--- Extracted data Enclosed Below ---

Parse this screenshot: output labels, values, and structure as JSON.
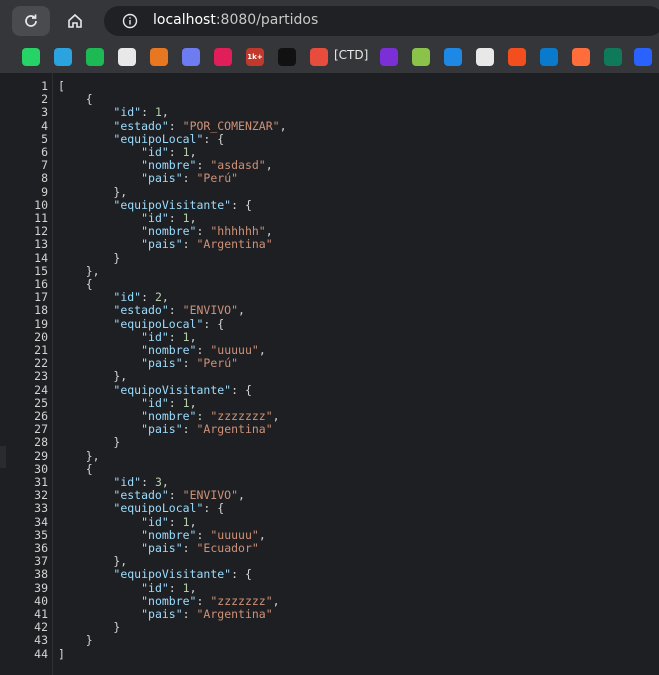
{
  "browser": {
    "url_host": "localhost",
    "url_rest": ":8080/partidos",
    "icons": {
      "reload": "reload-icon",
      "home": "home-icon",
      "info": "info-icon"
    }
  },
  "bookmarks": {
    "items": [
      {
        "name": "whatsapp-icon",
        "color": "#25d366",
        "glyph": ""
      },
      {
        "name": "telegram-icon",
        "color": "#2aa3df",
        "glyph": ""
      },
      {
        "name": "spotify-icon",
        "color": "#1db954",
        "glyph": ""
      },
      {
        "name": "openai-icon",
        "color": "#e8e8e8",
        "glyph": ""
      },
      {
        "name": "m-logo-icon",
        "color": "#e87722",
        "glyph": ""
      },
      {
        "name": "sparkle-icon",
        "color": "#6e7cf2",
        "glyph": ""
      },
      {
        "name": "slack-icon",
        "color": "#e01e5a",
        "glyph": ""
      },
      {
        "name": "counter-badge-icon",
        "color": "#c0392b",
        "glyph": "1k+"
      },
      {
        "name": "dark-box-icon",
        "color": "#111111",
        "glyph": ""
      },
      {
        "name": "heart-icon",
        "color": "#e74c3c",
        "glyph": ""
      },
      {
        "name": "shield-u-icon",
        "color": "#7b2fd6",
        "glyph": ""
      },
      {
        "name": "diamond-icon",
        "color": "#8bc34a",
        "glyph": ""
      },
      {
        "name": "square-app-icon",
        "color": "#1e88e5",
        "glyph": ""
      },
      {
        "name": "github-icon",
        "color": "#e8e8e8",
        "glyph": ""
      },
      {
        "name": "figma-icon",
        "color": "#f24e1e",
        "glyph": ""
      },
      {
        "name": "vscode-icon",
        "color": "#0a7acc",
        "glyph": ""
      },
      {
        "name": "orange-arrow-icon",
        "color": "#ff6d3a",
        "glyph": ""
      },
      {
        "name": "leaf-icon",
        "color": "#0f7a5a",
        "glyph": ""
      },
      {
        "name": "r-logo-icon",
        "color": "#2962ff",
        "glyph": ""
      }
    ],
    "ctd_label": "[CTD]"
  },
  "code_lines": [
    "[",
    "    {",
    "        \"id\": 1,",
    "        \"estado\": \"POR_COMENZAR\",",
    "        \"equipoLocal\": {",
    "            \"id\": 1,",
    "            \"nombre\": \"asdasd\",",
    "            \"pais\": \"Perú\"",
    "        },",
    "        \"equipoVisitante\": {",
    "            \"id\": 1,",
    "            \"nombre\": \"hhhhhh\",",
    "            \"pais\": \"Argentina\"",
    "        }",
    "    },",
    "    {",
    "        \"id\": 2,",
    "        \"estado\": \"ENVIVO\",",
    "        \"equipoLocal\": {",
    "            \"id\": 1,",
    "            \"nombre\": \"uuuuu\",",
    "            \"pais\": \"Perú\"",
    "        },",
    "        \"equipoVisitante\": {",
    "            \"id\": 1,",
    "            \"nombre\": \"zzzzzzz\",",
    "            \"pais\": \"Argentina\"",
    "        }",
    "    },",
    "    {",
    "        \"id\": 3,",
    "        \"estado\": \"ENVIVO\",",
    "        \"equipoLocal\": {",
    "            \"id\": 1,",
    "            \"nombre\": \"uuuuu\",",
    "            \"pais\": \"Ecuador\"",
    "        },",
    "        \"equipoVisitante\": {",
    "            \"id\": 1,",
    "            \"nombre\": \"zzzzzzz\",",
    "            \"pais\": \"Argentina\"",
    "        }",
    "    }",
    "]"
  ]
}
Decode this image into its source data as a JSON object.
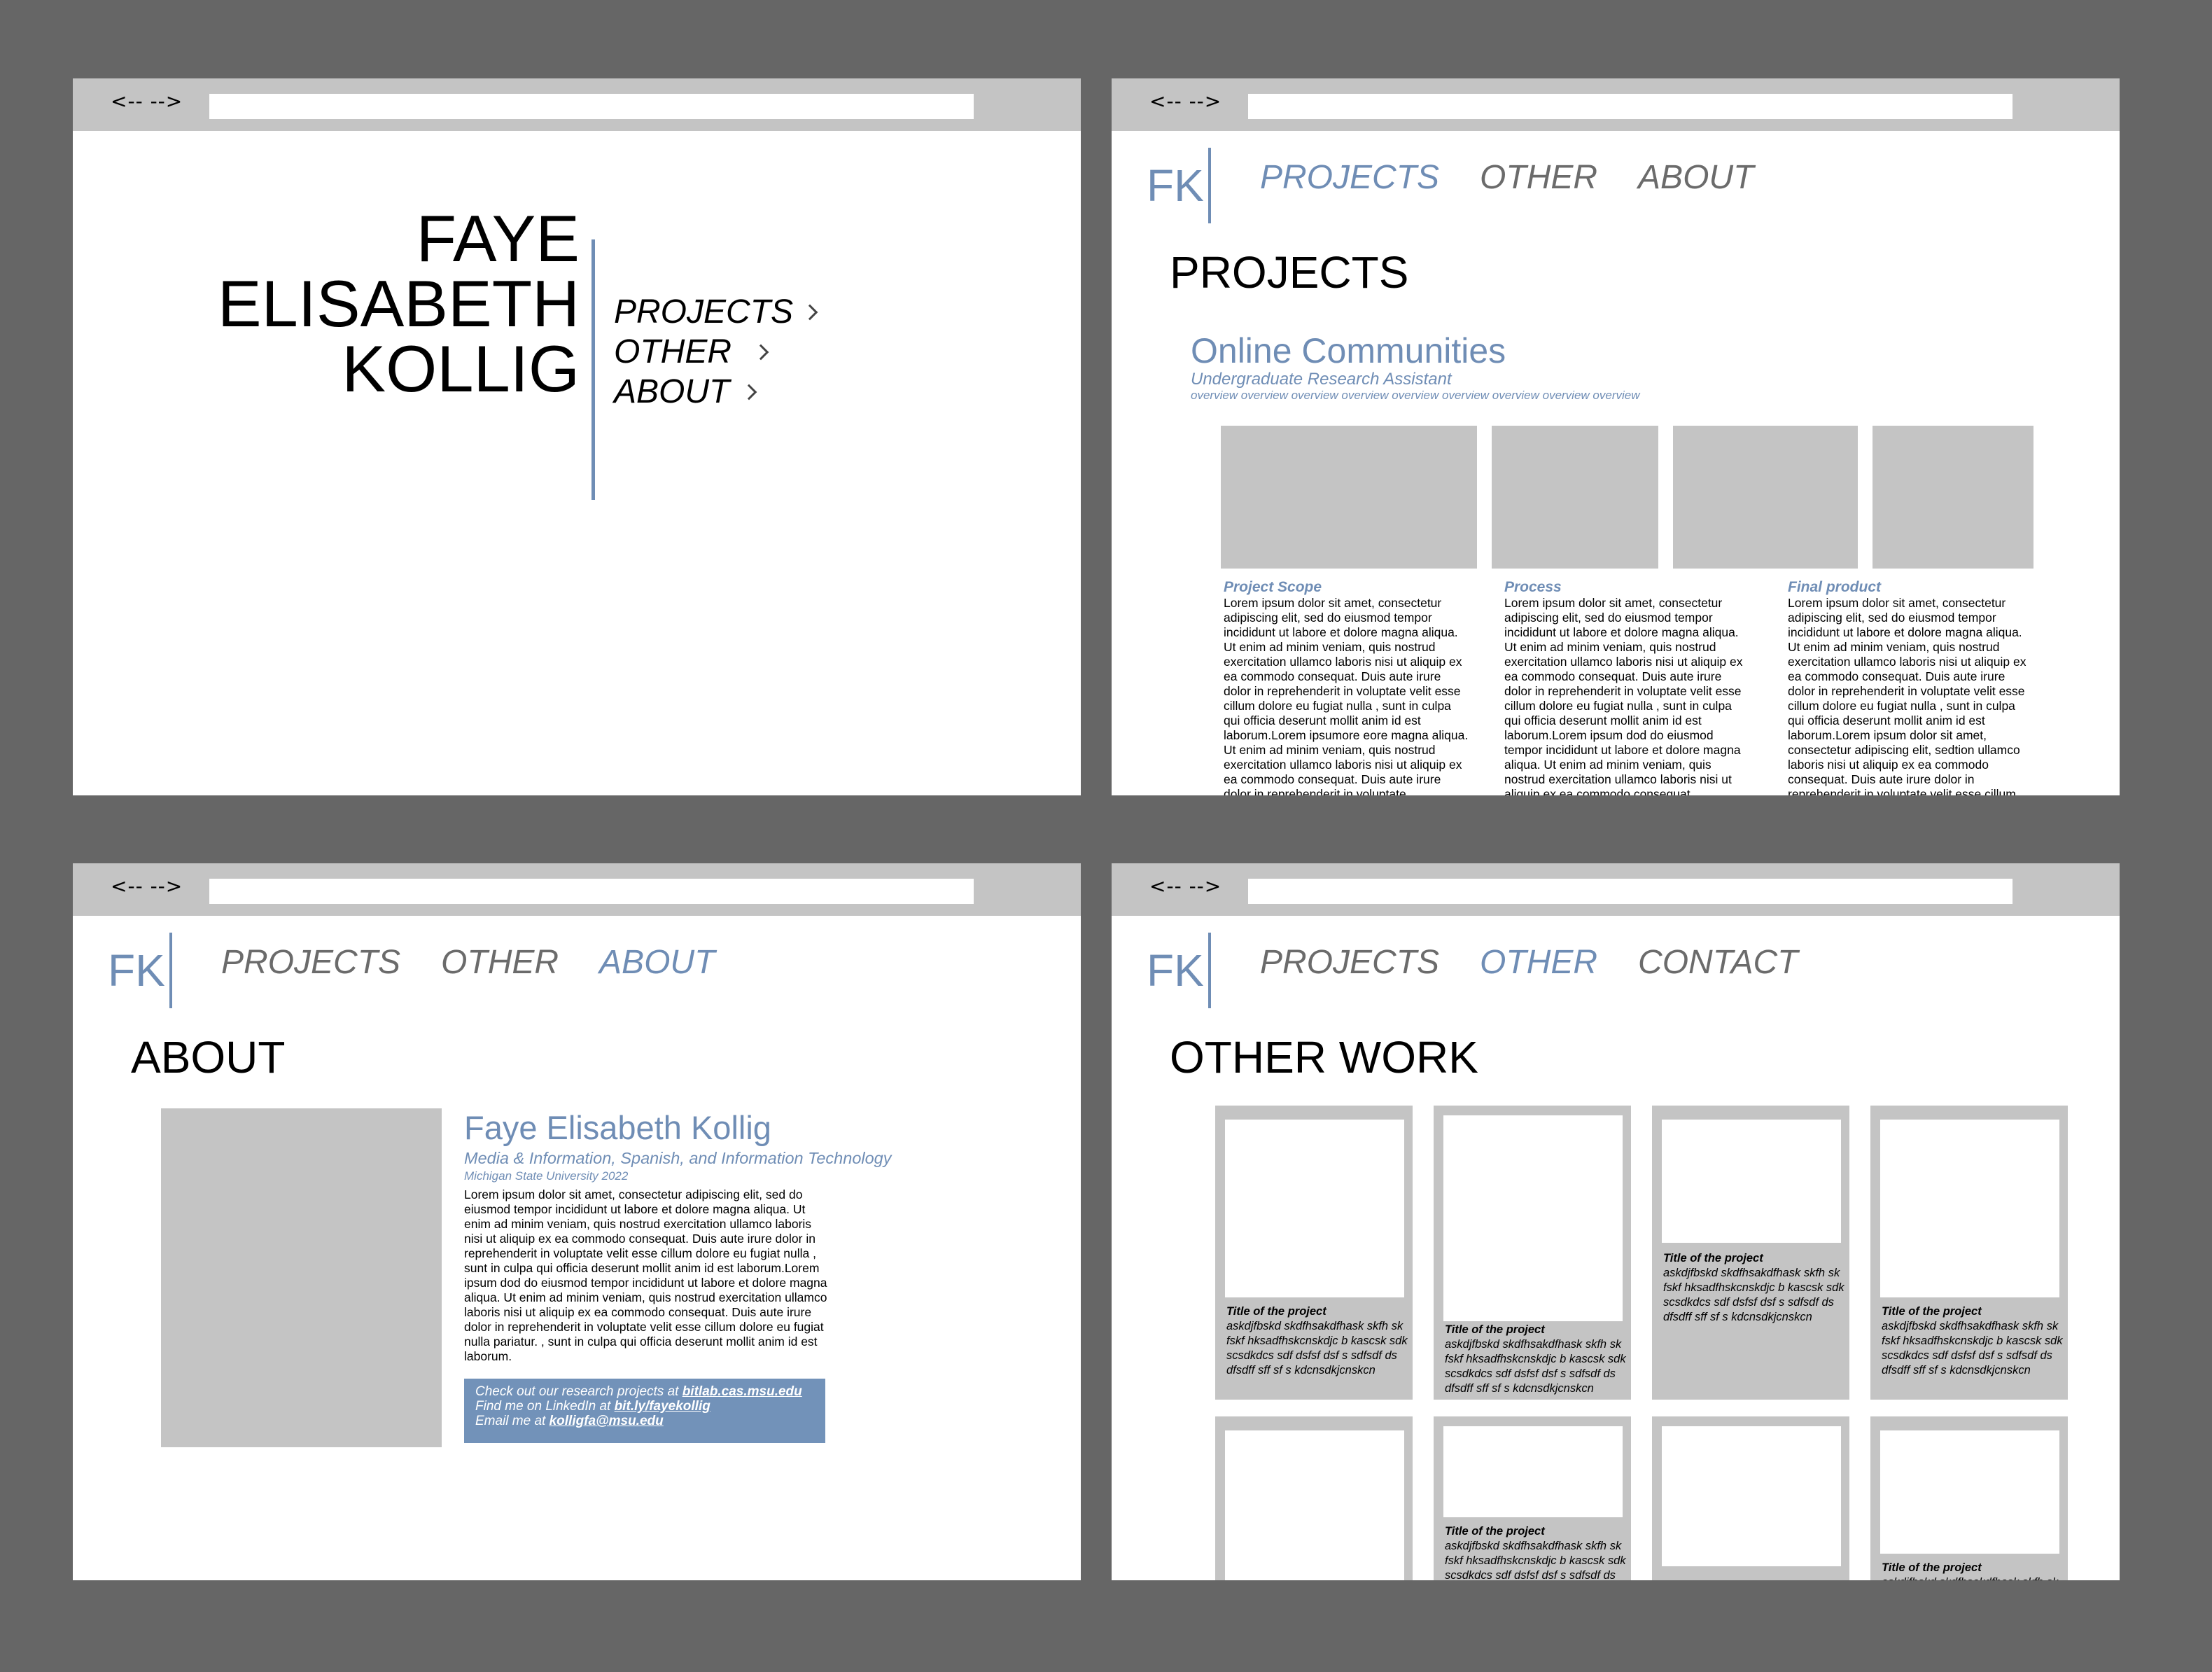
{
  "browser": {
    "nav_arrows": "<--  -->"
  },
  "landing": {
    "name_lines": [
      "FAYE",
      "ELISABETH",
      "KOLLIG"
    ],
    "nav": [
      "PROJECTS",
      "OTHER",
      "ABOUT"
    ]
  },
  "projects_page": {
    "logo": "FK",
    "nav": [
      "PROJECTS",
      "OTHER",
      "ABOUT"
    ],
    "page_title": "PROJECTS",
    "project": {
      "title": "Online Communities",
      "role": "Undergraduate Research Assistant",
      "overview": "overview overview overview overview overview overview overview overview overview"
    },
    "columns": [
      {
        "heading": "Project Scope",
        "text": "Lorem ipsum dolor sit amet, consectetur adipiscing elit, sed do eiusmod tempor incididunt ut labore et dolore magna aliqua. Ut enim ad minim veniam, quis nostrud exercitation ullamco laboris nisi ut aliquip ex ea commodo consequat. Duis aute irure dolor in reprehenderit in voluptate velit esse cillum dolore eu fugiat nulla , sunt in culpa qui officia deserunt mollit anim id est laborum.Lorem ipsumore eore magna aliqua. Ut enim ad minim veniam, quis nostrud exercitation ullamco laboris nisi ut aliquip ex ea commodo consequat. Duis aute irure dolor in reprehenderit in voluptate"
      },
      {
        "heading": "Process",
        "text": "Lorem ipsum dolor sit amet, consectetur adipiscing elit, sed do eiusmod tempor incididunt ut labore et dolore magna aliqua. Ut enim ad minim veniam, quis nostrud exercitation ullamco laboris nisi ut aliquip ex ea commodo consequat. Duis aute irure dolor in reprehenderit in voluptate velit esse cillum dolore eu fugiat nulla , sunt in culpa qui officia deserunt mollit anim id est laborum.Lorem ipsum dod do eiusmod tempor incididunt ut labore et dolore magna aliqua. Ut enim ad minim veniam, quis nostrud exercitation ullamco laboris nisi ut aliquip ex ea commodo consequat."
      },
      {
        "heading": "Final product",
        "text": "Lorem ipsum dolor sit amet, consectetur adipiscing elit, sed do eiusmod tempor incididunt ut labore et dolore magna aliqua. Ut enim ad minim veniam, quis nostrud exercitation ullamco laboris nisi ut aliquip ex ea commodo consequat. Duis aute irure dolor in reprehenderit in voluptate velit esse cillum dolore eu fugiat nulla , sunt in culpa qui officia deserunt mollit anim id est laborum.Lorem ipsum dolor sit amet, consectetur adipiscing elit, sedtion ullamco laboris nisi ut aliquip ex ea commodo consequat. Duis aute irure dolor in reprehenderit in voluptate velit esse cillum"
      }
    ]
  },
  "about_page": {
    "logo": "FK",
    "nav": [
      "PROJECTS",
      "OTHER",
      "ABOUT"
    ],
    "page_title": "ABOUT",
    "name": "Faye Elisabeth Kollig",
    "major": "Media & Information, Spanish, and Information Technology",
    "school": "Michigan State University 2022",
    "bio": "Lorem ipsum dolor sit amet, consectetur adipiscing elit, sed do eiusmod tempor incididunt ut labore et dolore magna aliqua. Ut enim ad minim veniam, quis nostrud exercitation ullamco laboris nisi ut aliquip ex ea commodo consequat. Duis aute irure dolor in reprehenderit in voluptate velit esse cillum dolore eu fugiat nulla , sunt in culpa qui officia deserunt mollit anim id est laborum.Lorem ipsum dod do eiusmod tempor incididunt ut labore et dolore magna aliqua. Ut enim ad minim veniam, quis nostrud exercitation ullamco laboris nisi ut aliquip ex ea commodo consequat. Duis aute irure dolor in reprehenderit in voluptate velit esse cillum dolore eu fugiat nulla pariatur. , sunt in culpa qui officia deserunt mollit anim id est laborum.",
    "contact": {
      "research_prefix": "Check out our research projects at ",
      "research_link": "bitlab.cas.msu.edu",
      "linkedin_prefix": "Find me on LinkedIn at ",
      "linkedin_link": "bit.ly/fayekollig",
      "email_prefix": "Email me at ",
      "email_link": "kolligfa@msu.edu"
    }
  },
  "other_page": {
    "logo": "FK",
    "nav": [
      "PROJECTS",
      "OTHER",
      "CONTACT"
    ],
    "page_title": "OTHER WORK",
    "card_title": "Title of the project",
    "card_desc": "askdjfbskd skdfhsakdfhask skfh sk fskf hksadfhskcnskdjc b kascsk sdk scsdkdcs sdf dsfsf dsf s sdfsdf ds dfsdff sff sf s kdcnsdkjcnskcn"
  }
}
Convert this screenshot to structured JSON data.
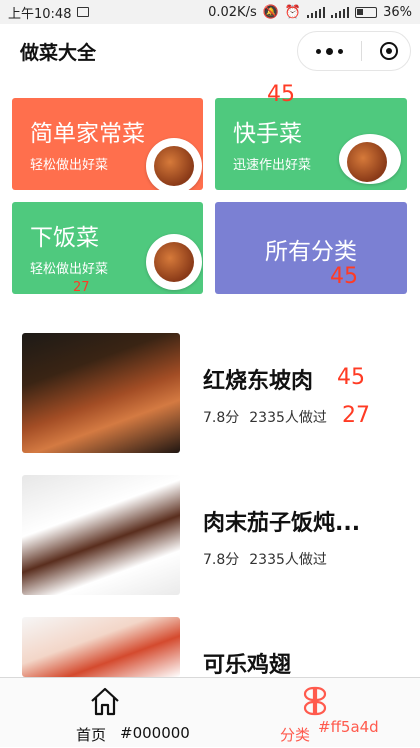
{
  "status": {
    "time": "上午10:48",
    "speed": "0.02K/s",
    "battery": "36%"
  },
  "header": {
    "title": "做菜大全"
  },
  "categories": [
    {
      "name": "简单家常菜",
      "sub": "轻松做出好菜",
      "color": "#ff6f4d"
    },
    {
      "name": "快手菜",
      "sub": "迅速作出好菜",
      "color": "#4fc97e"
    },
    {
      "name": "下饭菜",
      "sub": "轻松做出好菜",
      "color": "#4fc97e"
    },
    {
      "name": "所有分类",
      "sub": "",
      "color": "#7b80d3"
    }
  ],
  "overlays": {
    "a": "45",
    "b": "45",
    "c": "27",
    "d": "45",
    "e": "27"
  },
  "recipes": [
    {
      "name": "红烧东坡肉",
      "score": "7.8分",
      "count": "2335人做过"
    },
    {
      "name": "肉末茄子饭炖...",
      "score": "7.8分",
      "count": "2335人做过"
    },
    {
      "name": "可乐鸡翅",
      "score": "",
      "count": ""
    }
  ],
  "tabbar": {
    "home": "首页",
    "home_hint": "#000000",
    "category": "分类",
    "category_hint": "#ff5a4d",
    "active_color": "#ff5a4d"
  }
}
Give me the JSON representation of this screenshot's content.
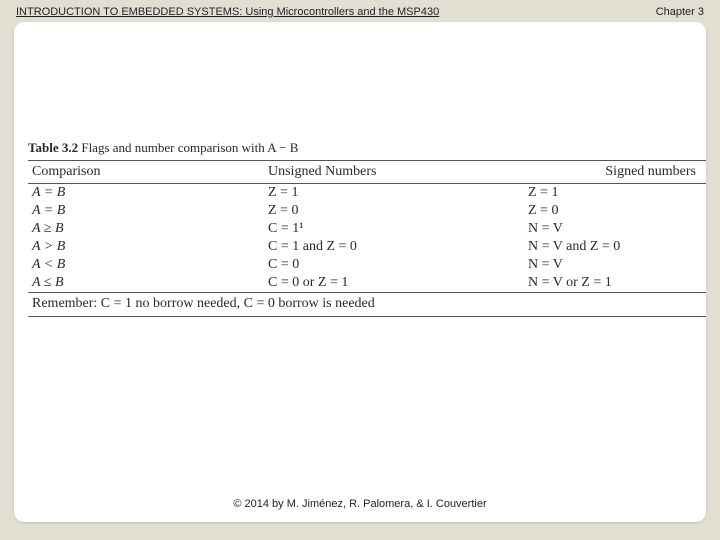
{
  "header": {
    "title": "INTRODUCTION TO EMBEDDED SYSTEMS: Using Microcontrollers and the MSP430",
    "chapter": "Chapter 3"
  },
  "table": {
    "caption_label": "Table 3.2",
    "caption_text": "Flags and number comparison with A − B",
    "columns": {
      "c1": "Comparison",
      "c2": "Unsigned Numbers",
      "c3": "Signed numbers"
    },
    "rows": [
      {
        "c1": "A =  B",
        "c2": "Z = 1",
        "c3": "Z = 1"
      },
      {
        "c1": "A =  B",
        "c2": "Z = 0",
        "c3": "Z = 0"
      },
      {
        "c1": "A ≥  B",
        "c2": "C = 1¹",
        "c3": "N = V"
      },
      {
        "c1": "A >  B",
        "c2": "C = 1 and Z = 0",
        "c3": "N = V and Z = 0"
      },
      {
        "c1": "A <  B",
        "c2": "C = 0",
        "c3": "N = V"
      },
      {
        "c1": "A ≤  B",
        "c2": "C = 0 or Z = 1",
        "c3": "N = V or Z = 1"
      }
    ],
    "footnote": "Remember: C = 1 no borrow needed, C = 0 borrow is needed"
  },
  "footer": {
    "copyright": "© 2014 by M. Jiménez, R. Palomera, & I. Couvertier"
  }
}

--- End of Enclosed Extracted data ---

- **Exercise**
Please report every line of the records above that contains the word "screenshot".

- **Result**
Parse this screenshot: output labels, values, and structure as JSON.
Convert this screenshot to structured JSON data.
Give me the JSON representation of this screenshot's content.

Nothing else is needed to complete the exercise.